Hurricanes are additionally changing into wetter due to extra water vapor within the hotter environment; scientists have urged that storms like Hurricane Harvey in 2017 produced much more rain than they might have with out the human results on local weather. Additionally, rising sea ranges are contributing to greater storm surges — essentially the most damaging component of tropical cyclones.

A significant United Nations local weather report launched in August warned that nations have delayed curbing their fossil-fuel emissions for thus lengthy that they will now not cease world warming from intensifying over the following 30 years, resulting in extra frequent life-threatening warmth waves and extreme droughts. Tropical cyclones have most likely develop into extra intense over the previous 40 years, the report mentioned, a shift that can’t be defined by pure variability alone.

Ana turned the primary named storm of the season on Could 23, making this the seventh yr in a row {that a} named storm developed within the Atlantic earlier than the official begin of the season on June 1.

In Could, scientists with the Nationwide Oceanic and Atmospheric Administration forecast that there could be 13 to twenty named storms this yr, six to 10 of which might be hurricanes, and three to 5 main hurricanes of Class 3 or greater within the Atlantic. In early August, in a midseason replace to the forecast, they continued to warn that this yr’s hurricane season could be an above common one, suggesting a busy finish to the season.

Matthew Rosencrans, of the Nationwide Oceanic and Atmospheric Administration, mentioned that an up to date forecast urged that there could be 15 to 21 named storms, together with seven to 10 hurricanes, by the top of the season on Nov. 30. Ida is the ninth named storm of 2021.

Final yr, there have been 30 named storms, together with six main hurricanes, forcing meteorologists to exhaust the alphabet for the second time and transfer to utilizing Greek letters.

It was the best variety of storms on report, surpassing the 28 from 2005, and included the second-highest variety of hurricanes on report.

Neil Vigdor, Derrick Bryson Taylor, Christine Hauser and Alyssa Lukpat contributed reporting.



Source link

Related Articles

Leave a Comment

Roulette

https://darnadiversvillage.com/slot-deposit-pulsa/

casino online

Slot777

alhudainternationalschool.com

slot777

https://epixfab.eu/

slot bet 100 perak

https://www.orbiscoworking.com/

https://mininos.es/spaceman/

https://www.sandbankstrailerrentals.com/

Slot Spaceman

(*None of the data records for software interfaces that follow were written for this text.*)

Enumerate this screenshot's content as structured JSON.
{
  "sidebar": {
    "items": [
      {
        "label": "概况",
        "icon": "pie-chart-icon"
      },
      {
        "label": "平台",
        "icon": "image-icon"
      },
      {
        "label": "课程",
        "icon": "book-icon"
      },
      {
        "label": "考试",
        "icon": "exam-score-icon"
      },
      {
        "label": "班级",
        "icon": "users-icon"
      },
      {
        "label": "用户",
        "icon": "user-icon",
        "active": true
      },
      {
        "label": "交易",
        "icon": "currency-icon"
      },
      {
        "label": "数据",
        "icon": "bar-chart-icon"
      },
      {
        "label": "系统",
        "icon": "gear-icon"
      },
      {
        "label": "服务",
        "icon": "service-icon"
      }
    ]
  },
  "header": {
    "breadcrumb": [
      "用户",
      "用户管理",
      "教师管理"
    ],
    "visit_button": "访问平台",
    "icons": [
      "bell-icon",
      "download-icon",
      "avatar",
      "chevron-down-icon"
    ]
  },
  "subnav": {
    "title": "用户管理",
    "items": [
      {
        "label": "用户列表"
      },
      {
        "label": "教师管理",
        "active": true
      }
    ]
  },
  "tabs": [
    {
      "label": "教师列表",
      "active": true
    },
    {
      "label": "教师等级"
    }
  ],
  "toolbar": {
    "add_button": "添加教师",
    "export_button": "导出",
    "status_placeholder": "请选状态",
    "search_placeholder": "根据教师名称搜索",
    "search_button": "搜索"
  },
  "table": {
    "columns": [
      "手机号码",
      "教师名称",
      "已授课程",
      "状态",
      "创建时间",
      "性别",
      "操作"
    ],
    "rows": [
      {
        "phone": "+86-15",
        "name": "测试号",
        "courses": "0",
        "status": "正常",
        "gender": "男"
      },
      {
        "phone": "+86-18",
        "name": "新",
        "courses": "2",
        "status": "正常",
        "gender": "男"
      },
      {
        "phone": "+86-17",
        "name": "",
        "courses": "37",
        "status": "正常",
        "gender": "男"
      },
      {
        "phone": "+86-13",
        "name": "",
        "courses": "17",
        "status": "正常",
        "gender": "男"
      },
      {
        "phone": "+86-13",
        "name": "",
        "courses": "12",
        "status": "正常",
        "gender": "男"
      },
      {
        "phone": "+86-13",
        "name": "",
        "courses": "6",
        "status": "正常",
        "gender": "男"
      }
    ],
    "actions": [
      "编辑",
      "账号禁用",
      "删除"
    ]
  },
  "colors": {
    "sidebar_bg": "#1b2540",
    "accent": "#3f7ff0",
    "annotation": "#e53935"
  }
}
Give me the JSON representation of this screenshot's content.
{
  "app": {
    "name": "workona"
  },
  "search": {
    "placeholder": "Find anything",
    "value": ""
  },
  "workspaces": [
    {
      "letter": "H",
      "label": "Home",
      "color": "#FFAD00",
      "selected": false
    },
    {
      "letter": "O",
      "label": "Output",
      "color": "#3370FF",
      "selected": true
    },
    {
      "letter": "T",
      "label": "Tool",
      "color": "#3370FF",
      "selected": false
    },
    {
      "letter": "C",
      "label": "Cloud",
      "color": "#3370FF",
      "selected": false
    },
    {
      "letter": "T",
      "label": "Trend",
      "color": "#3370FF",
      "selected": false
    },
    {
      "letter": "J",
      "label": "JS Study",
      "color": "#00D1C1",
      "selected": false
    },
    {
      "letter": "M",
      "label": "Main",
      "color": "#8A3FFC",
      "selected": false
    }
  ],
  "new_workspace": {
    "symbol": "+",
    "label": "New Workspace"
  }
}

Slot deposit qris

slot bet 100

mahjong

spaceman

slot spaceman

mahjong slot

slot

sbobet88

spaceman slot

https://www.trichycakeshop.com/

olympus slot

spaceman slot

https://aicellularsolutions.com/

joker123